Invitation Advisor: What To Do If You’ve Made A Mistake On Your Wedding Invitations
September 13, 2011 § Leave a comment
Did you catch the mistakes above? They were pretty obvious, but I’m guessing you missed at least one – it’s a trick of the mind, where we fill in things that aren’t really there, and it’s one reason why mistakes happen, even on something as important as your wedding invitatons…er…invitations!
Now, this post is working on the assumption that *you* missed something when proofreading that has resulted in an error on your invites and how to deal with that situation. It won’t address situations where your stationer/designer etc. has made an error, as policies vary in those situations, and I wouldn’t want to speak on behalf of other stationers when it comes to that sort of thing. What I *can* say is that they should make it right, in whatever way possible.
Aside: Please remember, that proofreading is YOUR responsibility – not your stationer or designer. The harsh reality is that you aren’t their only client (they are likely staring at various customer proofs all day), and even more importantly, they don’t know your wedding details as well as you do. I’ve mentioned before that as a designer I really don’t pay attention to the literal names, dates and times when designing, they just become visual elements. I spend so long looking at them that they basically become gibberish. Be realistic – own up to your mistakes. I know you may be angry and upset, but that is not an excuse to place blame where it does not belong – ultimately, if you approve a proof with a mistake on it, you are responsible. Need help with proofreading – check this out.
So, what kind of mistakes are we talking about? There are basically three main issues that come up:
* Spelling mistakes – Okay, yes, spelling accommodations can be tricky…or hors d’oeuvres…or your financé’s name. Seriously, I’ve seen it.
* Incorrect information – Asking people to show up at your ceremony at 2:00pm, instead of 3:00pm – or on completely the wrong date – bad form.
* Missing information – Forgetting to include an address, forgiveable – forgetting the date, time or location…not so much.
How do you avoid making these errors? Read this and do it. Triple-check and then triple-check again. It can be an exciting time and a busy time, and you may feel like since you’ve started at it 100 times you know everything is correct, but don’t be fooled.
What can you do if you’ve already committed these errors? Read on…
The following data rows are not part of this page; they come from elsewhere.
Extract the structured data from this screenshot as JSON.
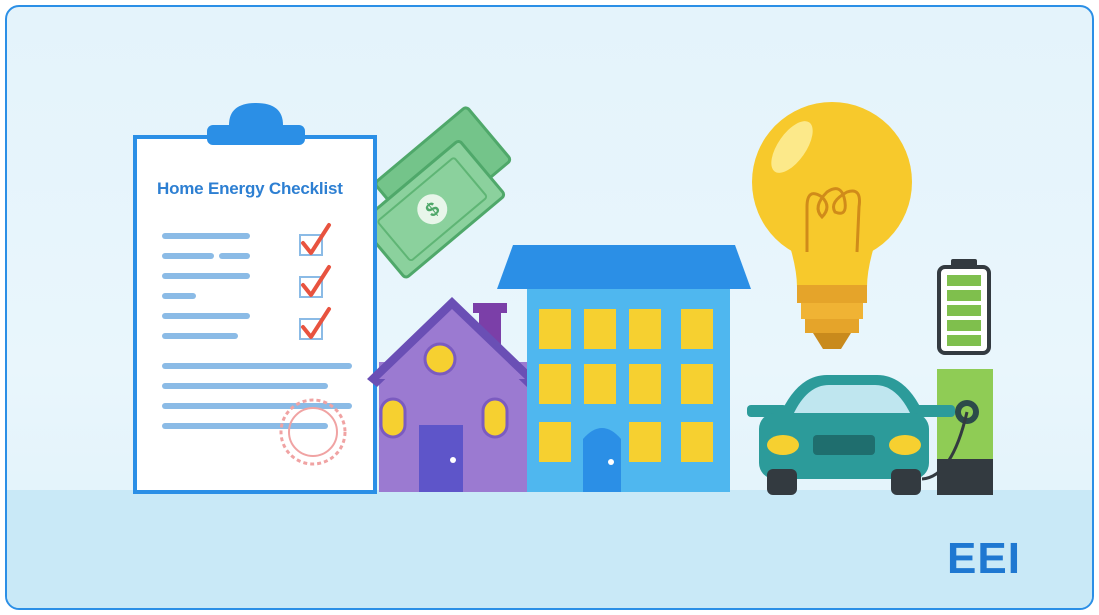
{
  "checklist": {
    "title": "Home Energy Checklist"
  },
  "brand": {
    "logo_text": "EEI"
  },
  "colors": {
    "frame_border": "#2b8fe6",
    "background": "#e4f3fb",
    "floor": "#c9e9f7",
    "brand_blue": "#1f78d1",
    "checkmark_red": "#e8533f",
    "money_green": "#6cbf84",
    "house_purple": "#9b7ad1",
    "building_blue": "#4fb7ef",
    "window_yellow": "#f6d030",
    "bulb_yellow": "#f7c92c",
    "car_teal": "#2c9b9a",
    "charger_green": "#7fbf4d"
  },
  "icons": [
    "clipboard-icon",
    "checkmark-icon",
    "stamp-icon",
    "dollar-bill-icon",
    "house-icon",
    "apartment-building-icon",
    "light-bulb-icon",
    "battery-icon",
    "electric-car-icon",
    "ev-charger-icon"
  ]
}
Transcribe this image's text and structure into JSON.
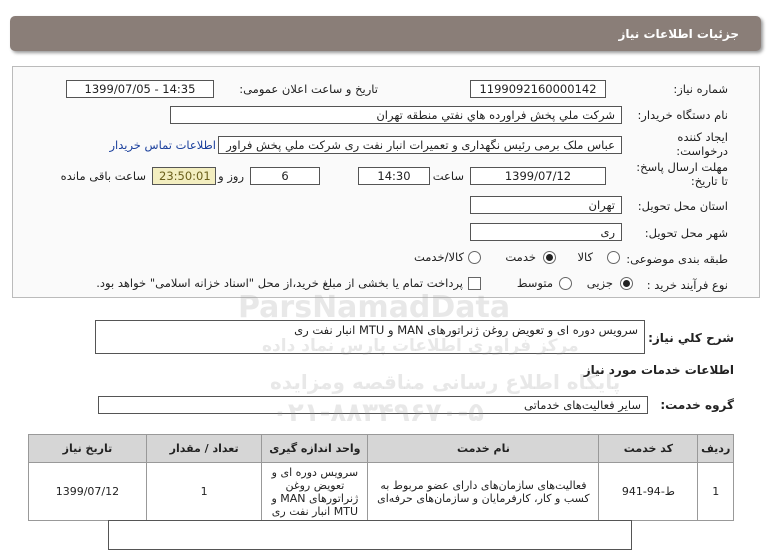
{
  "header": {
    "title": "جزئیات اطلاعات نیاز"
  },
  "form": {
    "need_number_label": "شماره نیاز:",
    "need_number": "1199092160000142",
    "announce_label": "تاریخ و ساعت اعلان عمومی:",
    "announce_value": "1399/07/05 - 14:35",
    "buyer_label": "نام دستگاه خریدار:",
    "buyer_value": "شرکت ملي پخش فراورده هاي نفتي منطقه تهران",
    "creator_label_1": "ایجاد کننده",
    "creator_label_2": "درخواست:",
    "creator_value": "عباس ملک برمی رئیس نگهداری و تعمیرات انبار نفت ری شرکت ملي پخش فراور",
    "contact_link": "اطلاعات تماس خریدار",
    "deadline_label_1": "مهلت ارسال پاسخ:",
    "deadline_label_2": "تا تاریخ:",
    "deadline_date": "1399/07/12",
    "time_label": "ساعت",
    "deadline_time": "14:30",
    "days_label": "روز و",
    "days_value": "6",
    "remaining_time": "23:50:01",
    "remaining_label": "ساعت باقی مانده",
    "province_label": "استان محل تحویل:",
    "province_value": "تهران",
    "city_label": "شهر محل تحویل:",
    "city_value": "ری",
    "category_label": "طبقه بندی موضوعی:",
    "category_options": [
      "کالا",
      "خدمت",
      "کالا/خدمت"
    ],
    "category_selected": "خدمت",
    "process_label": "نوع فرآیند خرید :",
    "process_options": [
      "جزیی",
      "متوسط"
    ],
    "process_selected": "جزیی",
    "payment_note": "پرداخت تمام یا بخشی از مبلغ خرید،از محل \"اسناد خزانه اسلامی\" خواهد بود."
  },
  "description": {
    "label": "شرح کلي نياز:",
    "value": "سرویس دوره ای و تعویض روغن ژنراتورهای MAN و MTU انبار نفت ری"
  },
  "services": {
    "section_title": "اطلاعات خدمات مورد نیاز",
    "group_label": "گروه خدمت:",
    "group_value": "سایر فعالیت‌های خدماتی",
    "columns": [
      "ردیف",
      "کد خدمت",
      "نام خدمت",
      "واحد اندازه گیری",
      "تعداد / مقدار",
      "تاریخ نیاز"
    ],
    "rows": [
      {
        "index": "1",
        "code": "ط-94-941",
        "name": "فعالیت‌های سازمان‌های دارای عضو مربوط به کسب و کار، کارفرمایان و سازمان‌های حرفه‌ای",
        "unit": "سرویس دوره ای و تعویض روغن ژنراتورهای MAN و MTU انبار نفت ری",
        "quantity": "1",
        "date": "1399/07/12"
      }
    ]
  },
  "watermark": {
    "line1": "ParsNamadData",
    "line2": "مرکز فراوری اطلاعات پارس نماد داده",
    "line3": "پایگاه اطلاع رسانی مناقصه ومزایده",
    "line4": "۰۲۱-۸۸۳۴۹۶۷۰-۵"
  }
}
Spelling errors are a tough one – they are certainly the most common, but they often are not glaring enough to consider paying to have your invitations reprinted (unless it is a mistake in one of your names, which is kinda important, right?). Unfortunately, they are also tough to really correct any other way than by reprinting the entire invitation, which depending on the type of invite you’ve chosen could cost hundreds or even thousands of dollars. The best advice I can give you here is just make sure they don’t happen in the first place, because your choices once that mistake has been made is either to live with it, or pay up (and we’re not talkin’ chump change). No, liquid paper is not an option.
Incorrect/missing information is actually a bit easier to handle. Depending on exactly what information has been left out and when you catch it, it may be a fairly simple fix. For example, for a small piece of information (a time, an address etc.), you could consider placing a sticker on the outside of the envelope with the details (and some tongue-in-cheek wording), or even on the invitation itself depending on the style and layout. If you have a small guest list, you could consider calling or emailing your guests (no, no facebook or twitter please and thank you) and letting them know the correct information. Or, you could send out a separate small card with the correction (which is what you’ll need to do if the mistake isn’t caught until *after* the invitations have gone out) – yes, you’ll be stuck with the additional postage costs etc., but at least your guests will actually show up!
That said, the most important thing to consider is the formality of your event and the size of your guest list. If you are having a formal royal-themed fairytale wedding for 600, I wouldn’t suggest slapping a sticker on your invites or sending your guests an email. The appropriate thing to do is to send a small matching “correction notice” card letting your guests know the proper information. If you are having a smaller, more casual wedding, then a cheeky sticker on your envelope or a funny email may just be the ticket.
Ultimately, I probably don’t need to trot out “the best offence is a good defence”, “look before you leap”, “a stich in time saves nine” and a host of other idioms and proverbs to make it clear that your best bet is to just avoid having to deal with this issue altogether.
Now class, everyone pick up your chalk and write with me…